Assignment - Set down the entries again word for word, without any of the images.

Material to process -
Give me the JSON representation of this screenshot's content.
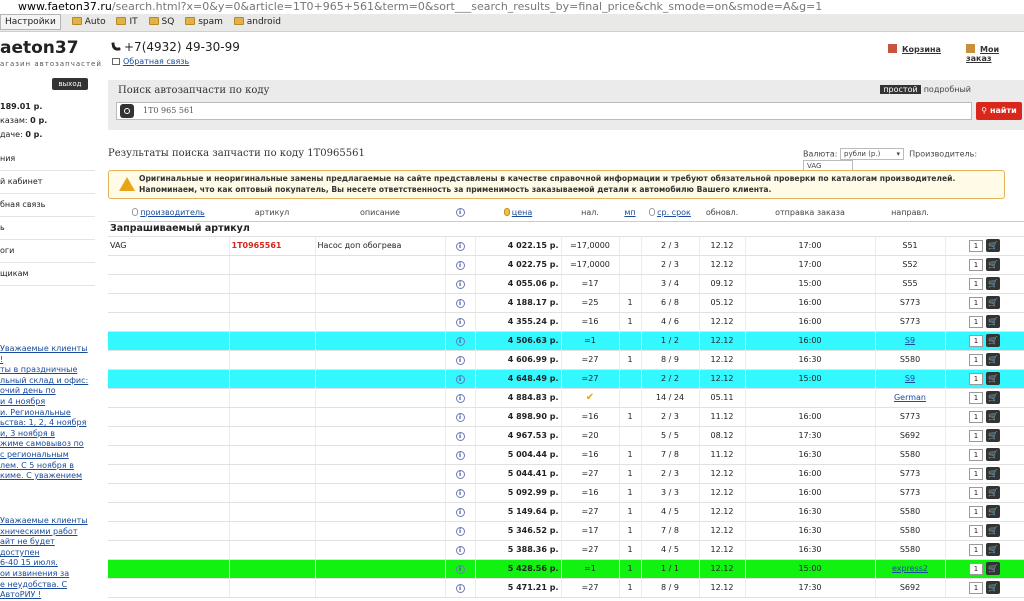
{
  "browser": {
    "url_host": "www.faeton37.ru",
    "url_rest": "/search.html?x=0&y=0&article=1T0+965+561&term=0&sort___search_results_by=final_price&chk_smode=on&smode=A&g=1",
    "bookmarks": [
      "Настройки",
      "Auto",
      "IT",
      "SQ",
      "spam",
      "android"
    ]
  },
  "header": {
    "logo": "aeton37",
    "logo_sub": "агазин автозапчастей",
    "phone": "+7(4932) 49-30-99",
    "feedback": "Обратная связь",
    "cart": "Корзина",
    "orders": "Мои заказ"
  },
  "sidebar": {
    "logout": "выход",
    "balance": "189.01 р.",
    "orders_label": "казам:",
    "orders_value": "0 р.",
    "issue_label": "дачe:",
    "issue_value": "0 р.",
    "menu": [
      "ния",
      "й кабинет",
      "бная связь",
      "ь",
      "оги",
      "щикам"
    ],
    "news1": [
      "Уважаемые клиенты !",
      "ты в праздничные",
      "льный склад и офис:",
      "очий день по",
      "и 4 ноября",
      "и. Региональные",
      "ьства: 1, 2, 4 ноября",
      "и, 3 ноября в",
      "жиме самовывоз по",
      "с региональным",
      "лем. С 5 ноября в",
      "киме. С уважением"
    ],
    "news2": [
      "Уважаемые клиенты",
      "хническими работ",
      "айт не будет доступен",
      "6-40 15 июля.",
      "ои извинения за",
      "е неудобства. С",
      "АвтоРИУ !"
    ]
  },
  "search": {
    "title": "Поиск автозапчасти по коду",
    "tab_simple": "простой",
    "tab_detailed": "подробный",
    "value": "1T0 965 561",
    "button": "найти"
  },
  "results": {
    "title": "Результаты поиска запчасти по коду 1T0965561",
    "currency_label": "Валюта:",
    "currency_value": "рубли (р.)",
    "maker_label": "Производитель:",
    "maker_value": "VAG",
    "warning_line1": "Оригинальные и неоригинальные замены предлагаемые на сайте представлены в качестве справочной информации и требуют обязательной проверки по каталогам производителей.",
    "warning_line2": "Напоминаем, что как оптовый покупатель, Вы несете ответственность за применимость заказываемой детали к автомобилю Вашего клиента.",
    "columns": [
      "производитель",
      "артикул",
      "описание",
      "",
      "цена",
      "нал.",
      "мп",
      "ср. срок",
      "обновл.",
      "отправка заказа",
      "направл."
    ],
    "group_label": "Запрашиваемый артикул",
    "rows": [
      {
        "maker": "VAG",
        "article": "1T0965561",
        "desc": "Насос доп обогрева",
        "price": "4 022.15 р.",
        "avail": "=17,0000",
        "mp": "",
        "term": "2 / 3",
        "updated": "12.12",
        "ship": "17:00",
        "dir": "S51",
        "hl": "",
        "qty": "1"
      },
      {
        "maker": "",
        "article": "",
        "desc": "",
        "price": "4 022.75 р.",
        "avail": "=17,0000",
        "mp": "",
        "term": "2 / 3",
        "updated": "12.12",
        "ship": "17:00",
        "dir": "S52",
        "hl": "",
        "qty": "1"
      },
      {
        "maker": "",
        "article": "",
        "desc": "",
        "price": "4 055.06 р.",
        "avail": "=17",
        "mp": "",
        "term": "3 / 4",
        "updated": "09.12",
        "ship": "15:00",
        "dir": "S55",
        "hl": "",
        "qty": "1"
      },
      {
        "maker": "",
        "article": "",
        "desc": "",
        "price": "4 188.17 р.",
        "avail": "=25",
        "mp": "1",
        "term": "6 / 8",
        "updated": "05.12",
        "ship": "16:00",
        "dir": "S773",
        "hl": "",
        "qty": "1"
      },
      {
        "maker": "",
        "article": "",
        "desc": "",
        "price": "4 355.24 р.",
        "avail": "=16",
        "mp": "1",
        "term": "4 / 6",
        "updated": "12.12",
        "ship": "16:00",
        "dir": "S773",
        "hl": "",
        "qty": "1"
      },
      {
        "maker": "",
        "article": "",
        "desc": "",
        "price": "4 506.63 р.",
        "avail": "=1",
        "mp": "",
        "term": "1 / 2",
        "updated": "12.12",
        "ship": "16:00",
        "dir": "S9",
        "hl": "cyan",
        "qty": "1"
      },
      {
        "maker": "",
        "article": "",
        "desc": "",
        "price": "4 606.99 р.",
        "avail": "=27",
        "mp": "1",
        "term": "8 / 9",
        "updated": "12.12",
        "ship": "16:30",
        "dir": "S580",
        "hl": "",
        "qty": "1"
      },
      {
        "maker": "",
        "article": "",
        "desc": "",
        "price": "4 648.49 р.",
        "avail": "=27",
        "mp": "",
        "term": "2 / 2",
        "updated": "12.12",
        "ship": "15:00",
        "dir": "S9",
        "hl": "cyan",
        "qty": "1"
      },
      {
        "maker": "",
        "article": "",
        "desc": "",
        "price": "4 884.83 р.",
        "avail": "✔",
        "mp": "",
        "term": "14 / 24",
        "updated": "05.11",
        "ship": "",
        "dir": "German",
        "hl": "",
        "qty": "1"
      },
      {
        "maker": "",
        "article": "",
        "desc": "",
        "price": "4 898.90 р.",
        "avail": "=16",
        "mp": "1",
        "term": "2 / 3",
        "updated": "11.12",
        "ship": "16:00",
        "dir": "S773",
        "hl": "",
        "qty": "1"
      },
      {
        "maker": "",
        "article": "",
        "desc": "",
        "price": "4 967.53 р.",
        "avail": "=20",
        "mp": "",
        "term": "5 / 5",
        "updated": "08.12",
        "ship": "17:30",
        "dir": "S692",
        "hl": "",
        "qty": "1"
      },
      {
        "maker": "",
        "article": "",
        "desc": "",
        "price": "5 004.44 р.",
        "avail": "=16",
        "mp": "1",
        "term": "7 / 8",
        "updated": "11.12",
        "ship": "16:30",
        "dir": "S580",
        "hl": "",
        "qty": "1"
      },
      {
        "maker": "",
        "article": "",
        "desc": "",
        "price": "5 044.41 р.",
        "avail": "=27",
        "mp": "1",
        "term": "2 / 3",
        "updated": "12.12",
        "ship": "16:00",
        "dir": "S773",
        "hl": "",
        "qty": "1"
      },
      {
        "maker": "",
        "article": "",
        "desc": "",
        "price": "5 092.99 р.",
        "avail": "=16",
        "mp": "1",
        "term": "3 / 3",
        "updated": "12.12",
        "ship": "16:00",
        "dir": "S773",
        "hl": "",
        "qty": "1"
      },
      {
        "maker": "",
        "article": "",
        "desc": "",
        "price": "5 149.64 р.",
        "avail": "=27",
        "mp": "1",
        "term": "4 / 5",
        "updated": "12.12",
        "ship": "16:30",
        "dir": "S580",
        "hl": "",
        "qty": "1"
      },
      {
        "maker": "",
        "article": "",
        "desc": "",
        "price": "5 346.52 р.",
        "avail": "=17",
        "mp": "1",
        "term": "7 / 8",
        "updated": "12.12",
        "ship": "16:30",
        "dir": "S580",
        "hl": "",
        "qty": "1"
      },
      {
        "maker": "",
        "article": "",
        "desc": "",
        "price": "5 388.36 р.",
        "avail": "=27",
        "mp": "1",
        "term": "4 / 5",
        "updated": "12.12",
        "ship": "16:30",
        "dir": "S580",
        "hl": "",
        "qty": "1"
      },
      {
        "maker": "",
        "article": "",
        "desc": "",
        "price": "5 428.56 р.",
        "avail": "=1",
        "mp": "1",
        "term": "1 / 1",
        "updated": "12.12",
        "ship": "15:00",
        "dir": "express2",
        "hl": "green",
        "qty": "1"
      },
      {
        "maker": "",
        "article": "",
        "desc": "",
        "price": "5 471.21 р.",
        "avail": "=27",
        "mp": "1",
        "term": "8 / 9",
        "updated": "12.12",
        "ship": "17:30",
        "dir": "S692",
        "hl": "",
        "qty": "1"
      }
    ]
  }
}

Answer to the problem -
Give me the JSON representation of this screenshot's content.
{
  "browser": {
    "url_host": "www.faeton37.ru",
    "url_rest": "/search.html?x=0&y=0&article=1T0+965+561&term=0&sort___search_results_by=final_price&chk_smode=on&smode=A&g=1",
    "bookmarks": [
      "Настройки",
      "Auto",
      "IT",
      "SQ",
      "spam",
      "android"
    ]
  },
  "header": {
    "logo": "aeton37",
    "logo_sub": "агазин автозапчастей",
    "phone": "+7(4932) 49-30-99",
    "feedback": "Обратная связь",
    "cart": "Корзина",
    "orders": "Мои заказ"
  },
  "sidebar": {
    "logout": "выход",
    "balance": "189.01 р.",
    "orders_label": "казам:",
    "orders_value": "0 р.",
    "issue_label": "дачe:",
    "issue_value": "0 р.",
    "menu": [
      "ния",
      "й кабинет",
      "бная связь",
      "ь",
      "оги",
      "щикам"
    ],
    "news1": [
      "Уважаемые клиенты !",
      "ты в праздничные",
      "льный склад и офис:",
      "очий день по",
      "и 4 ноября",
      "и. Региональные",
      "ьства: 1, 2, 4 ноября",
      "и, 3 ноября в",
      "жиме самовывоз по",
      "с региональным",
      "лем. С 5 ноября в",
      "киме. С уважением"
    ],
    "news2": [
      "Уважаемые клиенты",
      "хническими работ",
      "айт не будет доступен",
      "6-40 15 июля.",
      "ои извинения за",
      "е неудобства. С",
      "АвтоРИУ !"
    ]
  },
  "search": {
    "title": "Поиск автозапчасти по коду",
    "tab_simple": "простой",
    "tab_detailed": "подробный",
    "value": "1T0 965 561",
    "button": "найти"
  },
  "results": {
    "title": "Результаты поиска запчасти по коду 1T0965561",
    "currency_label": "Валюта:",
    "currency_value": "рубли (р.)",
    "maker_label": "Производитель:",
    "maker_value": "VAG",
    "warning_line1": "Оригинальные и неоригинальные замены предлагаемые на сайте представлены в качестве справочной информации и требуют обязательной проверки по каталогам производителей.",
    "warning_line2": "Напоминаем, что как оптовый покупатель, Вы несете ответственность за применимость заказываемой детали к автомобилю Вашего клиента.",
    "columns": [
      "производитель",
      "артикул",
      "описание",
      "",
      "цена",
      "нал.",
      "мп",
      "ср. срок",
      "обновл.",
      "отправка заказа",
      "направл."
    ],
    "group_label": "Запрашиваемый артикул",
    "rows": [
      {
        "maker": "VAG",
        "article": "1T0965561",
        "desc": "Насос доп обогрева",
        "price": "4 022.15 р.",
        "avail": "=17,0000",
        "mp": "",
        "term": "2 / 3",
        "updated": "12.12",
        "ship": "17:00",
        "dir": "S51",
        "hl": "",
        "qty": "1"
      },
      {
        "maker": "",
        "article": "",
        "desc": "",
        "price": "4 022.75 р.",
        "avail": "=17,0000",
        "mp": "",
        "term": "2 / 3",
        "updated": "12.12",
        "ship": "17:00",
        "dir": "S52",
        "hl": "",
        "qty": "1"
      },
      {
        "maker": "",
        "article": "",
        "desc": "",
        "price": "4 055.06 р.",
        "avail": "=17",
        "mp": "",
        "term": "3 / 4",
        "updated": "09.12",
        "ship": "15:00",
        "dir": "S55",
        "hl": "",
        "qty": "1"
      },
      {
        "maker": "",
        "article": "",
        "desc": "",
        "price": "4 188.17 р.",
        "avail": "=25",
        "mp": "1",
        "term": "6 / 8",
        "updated": "05.12",
        "ship": "16:00",
        "dir": "S773",
        "hl": "",
        "qty": "1"
      },
      {
        "maker": "",
        "article": "",
        "desc": "",
        "price": "4 355.24 р.",
        "avail": "=16",
        "mp": "1",
        "term": "4 / 6",
        "updated": "12.12",
        "ship": "16:00",
        "dir": "S773",
        "hl": "",
        "qty": "1"
      },
      {
        "maker": "",
        "article": "",
        "desc": "",
        "price": "4 506.63 р.",
        "avail": "=1",
        "mp": "",
        "term": "1 / 2",
        "updated": "12.12",
        "ship": "16:00",
        "dir": "S9",
        "hl": "cyan",
        "qty": "1"
      },
      {
        "maker": "",
        "article": "",
        "desc": "",
        "price": "4 606.99 р.",
        "avail": "=27",
        "mp": "1",
        "term": "8 / 9",
        "updated": "12.12",
        "ship": "16:30",
        "dir": "S580",
        "hl": "",
        "qty": "1"
      },
      {
        "maker": "",
        "article": "",
        "desc": "",
        "price": "4 648.49 р.",
        "avail": "=27",
        "mp": "",
        "term": "2 / 2",
        "updated": "12.12",
        "ship": "15:00",
        "dir": "S9",
        "hl": "cyan",
        "qty": "1"
      },
      {
        "maker": "",
        "article": "",
        "desc": "",
        "price": "4 884.83 р.",
        "avail": "✔",
        "mp": "",
        "term": "14 / 24",
        "updated": "05.11",
        "ship": "",
        "dir": "German",
        "hl": "",
        "qty": "1"
      },
      {
        "maker": "",
        "article": "",
        "desc": "",
        "price": "4 898.90 р.",
        "avail": "=16",
        "mp": "1",
        "term": "2 / 3",
        "updated": "11.12",
        "ship": "16:00",
        "dir": "S773",
        "hl": "",
        "qty": "1"
      },
      {
        "maker": "",
        "article": "",
        "desc": "",
        "price": "4 967.53 р.",
        "avail": "=20",
        "mp": "",
        "term": "5 / 5",
        "updated": "08.12",
        "ship": "17:30",
        "dir": "S692",
        "hl": "",
        "qty": "1"
      },
      {
        "maker": "",
        "article": "",
        "desc": "",
        "price": "5 004.44 р.",
        "avail": "=16",
        "mp": "1",
        "term": "7 / 8",
        "updated": "11.12",
        "ship": "16:30",
        "dir": "S580",
        "hl": "",
        "qty": "1"
      },
      {
        "maker": "",
        "article": "",
        "desc": "",
        "price": "5 044.41 р.",
        "avail": "=27",
        "mp": "1",
        "term": "2 / 3",
        "updated": "12.12",
        "ship": "16:00",
        "dir": "S773",
        "hl": "",
        "qty": "1"
      },
      {
        "maker": "",
        "article": "",
        "desc": "",
        "price": "5 092.99 р.",
        "avail": "=16",
        "mp": "1",
        "term": "3 / 3",
        "updated": "12.12",
        "ship": "16:00",
        "dir": "S773",
        "hl": "",
        "qty": "1"
      },
      {
        "maker": "",
        "article": "",
        "desc": "",
        "price": "5 149.64 р.",
        "avail": "=27",
        "mp": "1",
        "term": "4 / 5",
        "updated": "12.12",
        "ship": "16:30",
        "dir": "S580",
        "hl": "",
        "qty": "1"
      },
      {
        "maker": "",
        "article": "",
        "desc": "",
        "price": "5 346.52 р.",
        "avail": "=17",
        "mp": "1",
        "term": "7 / 8",
        "updated": "12.12",
        "ship": "16:30",
        "dir": "S580",
        "hl": "",
        "qty": "1"
      },
      {
        "maker": "",
        "article": "",
        "desc": "",
        "price": "5 388.36 р.",
        "avail": "=27",
        "mp": "1",
        "term": "4 / 5",
        "updated": "12.12",
        "ship": "16:30",
        "dir": "S580",
        "hl": "",
        "qty": "1"
      },
      {
        "maker": "",
        "article": "",
        "desc": "",
        "price": "5 428.56 р.",
        "avail": "=1",
        "mp": "1",
        "term": "1 / 1",
        "updated": "12.12",
        "ship": "15:00",
        "dir": "express2",
        "hl": "green",
        "qty": "1"
      },
      {
        "maker": "",
        "article": "",
        "desc": "",
        "price": "5 471.21 р.",
        "avail": "=27",
        "mp": "1",
        "term": "8 / 9",
        "updated": "12.12",
        "ship": "17:30",
        "dir": "S692",
        "hl": "",
        "qty": "1"
      }
    ]
  }
}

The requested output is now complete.